and charting unexplored territories of characterization was de
rigueur for this muck: Steam-driven robots,
anthropomorphic colonies of amoeba, fireflies inhabiting human
skin, super evolved weasels, plaers-as-puppets, and even the
water in the fountain featured as characters here at one time
or another. Is it still acceptable? Are
hermaphroditic alien dragons with four sets of external
genitalia (all the rage on traditional furry mucks) the new 'weird'?
Which brings me to my second tangent--dodgy descriptions.
The internet is really in no short supply of lewdness.
Every day I must receive at least twenty unsolicited emails
from women who want me to view pictures of them naked on their
web pages--which is very flattering and all--but I'm really
uninterested.

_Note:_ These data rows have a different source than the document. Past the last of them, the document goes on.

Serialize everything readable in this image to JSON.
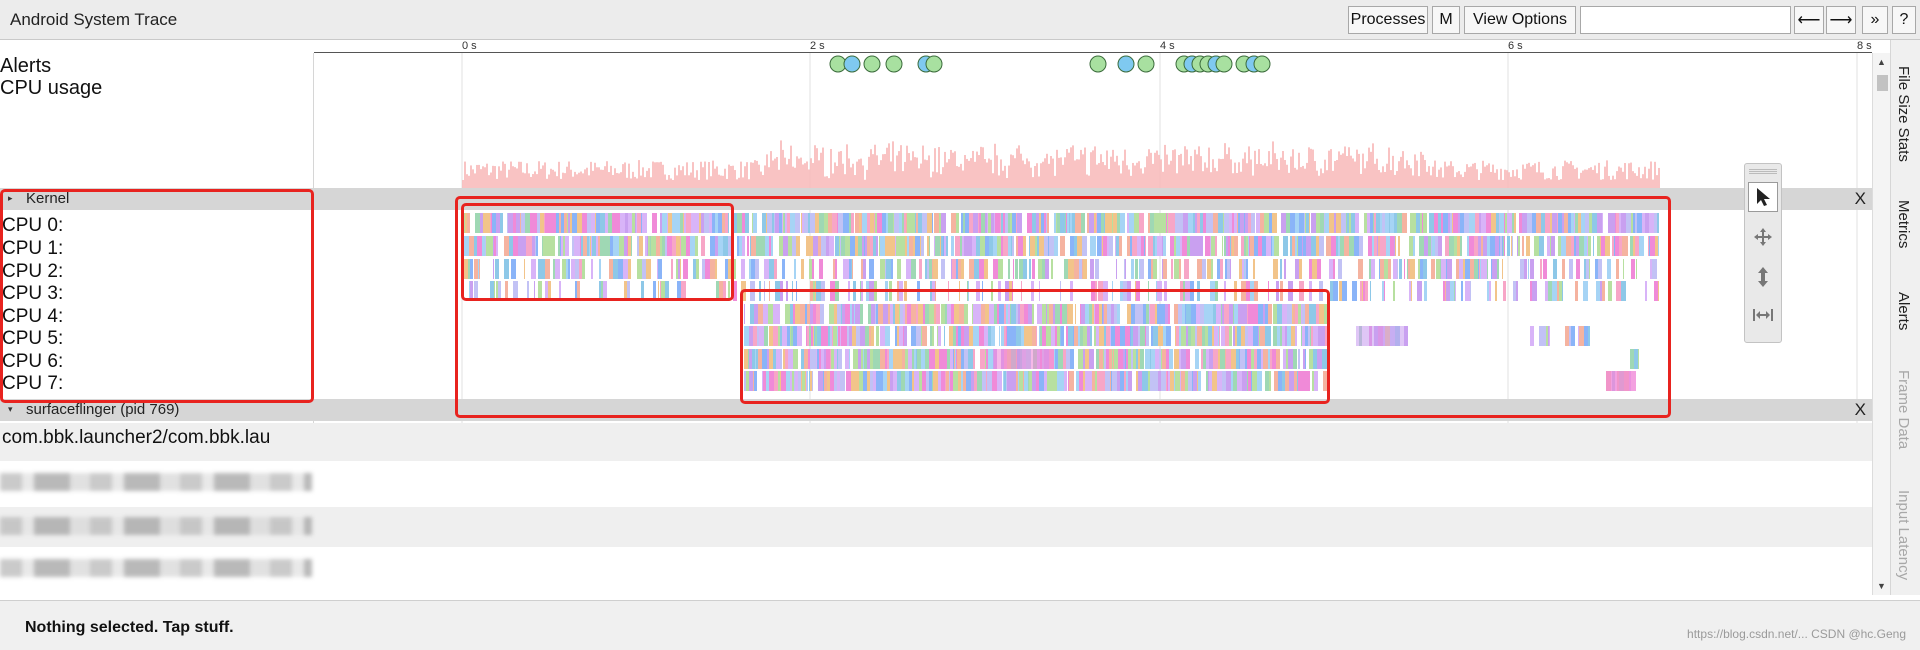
{
  "window": {
    "title": "Android System Trace"
  },
  "toolbar": {
    "processes_label": "Processes",
    "m_label": "M",
    "view_options_label": "View Options",
    "search_value": "",
    "back_icon": "left-arrow-icon",
    "back_glyph": "⟵",
    "forward_icon": "right-arrow-icon",
    "forward_glyph": "⟶",
    "more_glyph": "»",
    "help_label": "?"
  },
  "ruler": {
    "ticks": [
      "0 s",
      "2 s",
      "4 s",
      "6 s",
      "8 s"
    ]
  },
  "tracks": {
    "alerts_label": "Alerts",
    "cpu_usage_label": "CPU usage",
    "kernel": {
      "header": "Kernel",
      "close": "X"
    },
    "cpus": [
      "CPU 0:",
      "CPU 1:",
      "CPU 2:",
      "CPU 3:",
      "CPU 4:",
      "CPU 5:",
      "CPU 6:",
      "CPU 7:"
    ],
    "surfaceflinger": {
      "header": "surfaceflinger (pid 769)",
      "close": "X"
    },
    "process_rows": [
      "com.bbk.launcher2/com.bbk.lau"
    ]
  },
  "side_tabs": [
    "File Size Stats",
    "Metrics",
    "Alerts",
    "Frame Data",
    "Input Latency"
  ],
  "tools": [
    "pointer-icon",
    "pan-icon",
    "zoom-icon",
    "timing-icon"
  ],
  "status": {
    "message": "Nothing selected. Tap stuff."
  },
  "watermark": "https://blog.csdn.net/... CSDN @hc.Geng",
  "colors": {
    "highlight": "#e8231f",
    "alert_fill": "#a8e0a0",
    "alert_fill_blue": "#7fc9f0",
    "cpu_usage": "#f8b9b9",
    "kernel_header": "#d6d6d6"
  }
}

Is it necessary to have that sort of thing
here? I know that hormones are formidable creatures as I
suffer from my fair share; but we ought to be able to keep
them under control in our fair burg. SpinDizzy is not a
place where I really want to be confronted with carefully
articulated descriptions of heaving bodices.
SpinDizzy is a different sort of place, and one very special
to me and many of you. There was, at one point, so much
that set it apart from the mucks that surrounded it. I
think it is still different, and still special, and I am not
calling for a return to "the good old days." I
realize that the muck will continue to grow and evolve, but I
hope it will grow into something different from it's cousins,
and not a clone of them. I look forward to hearing what
you have to say.